Exercise description
Your output must match the data word for word, with every line included.

Input data

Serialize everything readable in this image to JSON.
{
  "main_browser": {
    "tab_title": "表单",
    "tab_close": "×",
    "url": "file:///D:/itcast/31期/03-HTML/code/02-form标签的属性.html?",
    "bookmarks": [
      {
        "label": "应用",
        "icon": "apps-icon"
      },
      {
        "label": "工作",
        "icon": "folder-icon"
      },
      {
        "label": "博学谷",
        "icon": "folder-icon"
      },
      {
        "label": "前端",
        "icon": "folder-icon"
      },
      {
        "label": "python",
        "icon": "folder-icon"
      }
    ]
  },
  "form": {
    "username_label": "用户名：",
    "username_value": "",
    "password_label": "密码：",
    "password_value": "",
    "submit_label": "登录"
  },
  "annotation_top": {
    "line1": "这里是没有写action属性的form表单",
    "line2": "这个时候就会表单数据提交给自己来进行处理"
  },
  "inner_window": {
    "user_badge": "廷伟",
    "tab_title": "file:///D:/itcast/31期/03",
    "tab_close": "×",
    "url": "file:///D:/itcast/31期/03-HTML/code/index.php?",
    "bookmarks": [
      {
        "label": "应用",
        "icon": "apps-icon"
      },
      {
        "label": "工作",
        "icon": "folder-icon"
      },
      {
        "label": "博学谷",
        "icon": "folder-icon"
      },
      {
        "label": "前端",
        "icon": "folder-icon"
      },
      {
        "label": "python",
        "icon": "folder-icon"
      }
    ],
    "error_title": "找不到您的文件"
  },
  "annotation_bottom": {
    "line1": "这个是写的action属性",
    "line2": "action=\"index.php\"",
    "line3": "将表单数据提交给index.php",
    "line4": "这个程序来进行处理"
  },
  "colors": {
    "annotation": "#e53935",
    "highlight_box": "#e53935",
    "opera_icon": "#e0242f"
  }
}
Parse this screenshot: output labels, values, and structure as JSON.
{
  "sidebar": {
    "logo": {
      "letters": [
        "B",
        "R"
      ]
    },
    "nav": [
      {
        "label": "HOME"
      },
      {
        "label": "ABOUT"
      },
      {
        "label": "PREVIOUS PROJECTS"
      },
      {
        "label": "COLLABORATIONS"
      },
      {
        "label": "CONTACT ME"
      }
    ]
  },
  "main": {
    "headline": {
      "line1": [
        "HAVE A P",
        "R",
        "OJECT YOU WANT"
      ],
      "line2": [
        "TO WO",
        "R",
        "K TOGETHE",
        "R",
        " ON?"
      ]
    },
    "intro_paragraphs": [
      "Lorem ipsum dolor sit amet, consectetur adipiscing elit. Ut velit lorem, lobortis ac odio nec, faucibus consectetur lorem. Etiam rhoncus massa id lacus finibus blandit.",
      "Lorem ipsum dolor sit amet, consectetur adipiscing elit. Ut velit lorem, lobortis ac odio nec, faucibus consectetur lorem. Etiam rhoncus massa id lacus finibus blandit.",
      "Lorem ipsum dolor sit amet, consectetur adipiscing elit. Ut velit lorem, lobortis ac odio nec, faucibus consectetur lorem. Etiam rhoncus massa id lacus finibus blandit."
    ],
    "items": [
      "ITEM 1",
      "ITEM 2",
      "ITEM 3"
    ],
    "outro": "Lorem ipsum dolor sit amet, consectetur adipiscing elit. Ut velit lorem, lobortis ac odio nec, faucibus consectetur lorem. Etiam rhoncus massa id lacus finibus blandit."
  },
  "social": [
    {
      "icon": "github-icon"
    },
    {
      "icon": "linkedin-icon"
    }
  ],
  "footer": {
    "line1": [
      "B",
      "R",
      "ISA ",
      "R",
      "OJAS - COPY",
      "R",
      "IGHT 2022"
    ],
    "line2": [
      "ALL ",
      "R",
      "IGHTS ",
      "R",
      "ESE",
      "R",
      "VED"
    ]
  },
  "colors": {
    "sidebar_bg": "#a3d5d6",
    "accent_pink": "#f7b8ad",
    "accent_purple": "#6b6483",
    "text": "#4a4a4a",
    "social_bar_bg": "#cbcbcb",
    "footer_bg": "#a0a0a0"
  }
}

Response
Serialize everything readable in this image to JSON.
{
  "main_browser": {
    "tab_title": "表单",
    "tab_close": "×",
    "url": "file:///D:/itcast/31期/03-HTML/code/02-form标签的属性.html?",
    "bookmarks": [
      {
        "label": "应用",
        "icon": "apps-icon"
      },
      {
        "label": "工作",
        "icon": "folder-icon"
      },
      {
        "label": "博学谷",
        "icon": "folder-icon"
      },
      {
        "label": "前端",
        "icon": "folder-icon"
      },
      {
        "label": "python",
        "icon": "folder-icon"
      }
    ]
  },
  "form": {
    "username_label": "用户名：",
    "username_value": "",
    "password_label": "密码：",
    "password_value": "",
    "submit_label": "登录"
  },
  "annotation_top": {
    "line1": "这里是没有写action属性的form表单",
    "line2": "这个时候就会表单数据提交给自己来进行处理"
  },
  "inner_window": {
    "user_badge": "廷伟",
    "tab_title": "file:///D:/itcast/31期/03",
    "tab_close": "×",
    "url": "file:///D:/itcast/31期/03-HTML/code/index.php?",
    "bookmarks": [
      {
        "label": "应用",
        "icon": "apps-icon"
      },
      {
        "label": "工作",
        "icon": "folder-icon"
      },
      {
        "label": "博学谷",
        "icon": "folder-icon"
      },
      {
        "label": "前端",
        "icon": "folder-icon"
      },
      {
        "label": "python",
        "icon": "folder-icon"
      }
    ],
    "error_title": "找不到您的文件"
  },
  "annotation_bottom": {
    "line1": "这个是写的action属性",
    "line2": "action=\"index.php\"",
    "line3": "将表单数据提交给index.php",
    "line4": "这个程序来进行处理"
  },
  "colors": {
    "annotation": "#e53935",
    "highlight_box": "#e53935",
    "opera_icon": "#e0242f"
  }
}
Parse this screenshot: output labels, values, and structure as JSON.
{
  "sidebar": {
    "logo": {
      "letters": [
        "B",
        "R"
      ]
    },
    "nav": [
      {
        "label": "HOME"
      },
      {
        "label": "ABOUT"
      },
      {
        "label": "PREVIOUS PROJECTS"
      },
      {
        "label": "COLLABORATIONS"
      },
      {
        "label": "CONTACT ME"
      }
    ]
  },
  "main": {
    "headline": {
      "line1": [
        "HAVE A P",
        "R",
        "OJECT YOU WANT"
      ],
      "line2": [
        "TO WO",
        "R",
        "K TOGETHE",
        "R",
        " ON?"
      ]
    },
    "intro_paragraphs": [
      "Lorem ipsum dolor sit amet, consectetur adipiscing elit. Ut velit lorem, lobortis ac odio nec, faucibus consectetur lorem. Etiam rhoncus massa id lacus finibus blandit.",
      "Lorem ipsum dolor sit amet, consectetur adipiscing elit. Ut velit lorem, lobortis ac odio nec, faucibus consectetur lorem. Etiam rhoncus massa id lacus finibus blandit.",
      "Lorem ipsum dolor sit amet, consectetur adipiscing elit. Ut velit lorem, lobortis ac odio nec, faucibus consectetur lorem. Etiam rhoncus massa id lacus finibus blandit."
    ],
    "items": [
      "ITEM 1",
      "ITEM 2",
      "ITEM 3"
    ],
    "outro": "Lorem ipsum dolor sit amet, consectetur adipiscing elit. Ut velit lorem, lobortis ac odio nec, faucibus consectetur lorem. Etiam rhoncus massa id lacus finibus blandit."
  },
  "social": [
    {
      "icon": "github-icon"
    },
    {
      "icon": "linkedin-icon"
    }
  ],
  "footer": {
    "line1": [
      "B",
      "R",
      "ISA ",
      "R",
      "OJAS - COPY",
      "R",
      "IGHT 2022"
    ],
    "line2": [
      "ALL ",
      "R",
      "IGHTS ",
      "R",
      "ESE",
      "R",
      "VED"
    ]
  },
  "colors": {
    "sidebar_bg": "#a3d5d6",
    "accent_pink": "#f7b8ad",
    "accent_purple": "#6b6483",
    "text": "#4a4a4a",
    "social_bar_bg": "#cbcbcb",
    "footer_bg": "#a0a0a0"
  }
}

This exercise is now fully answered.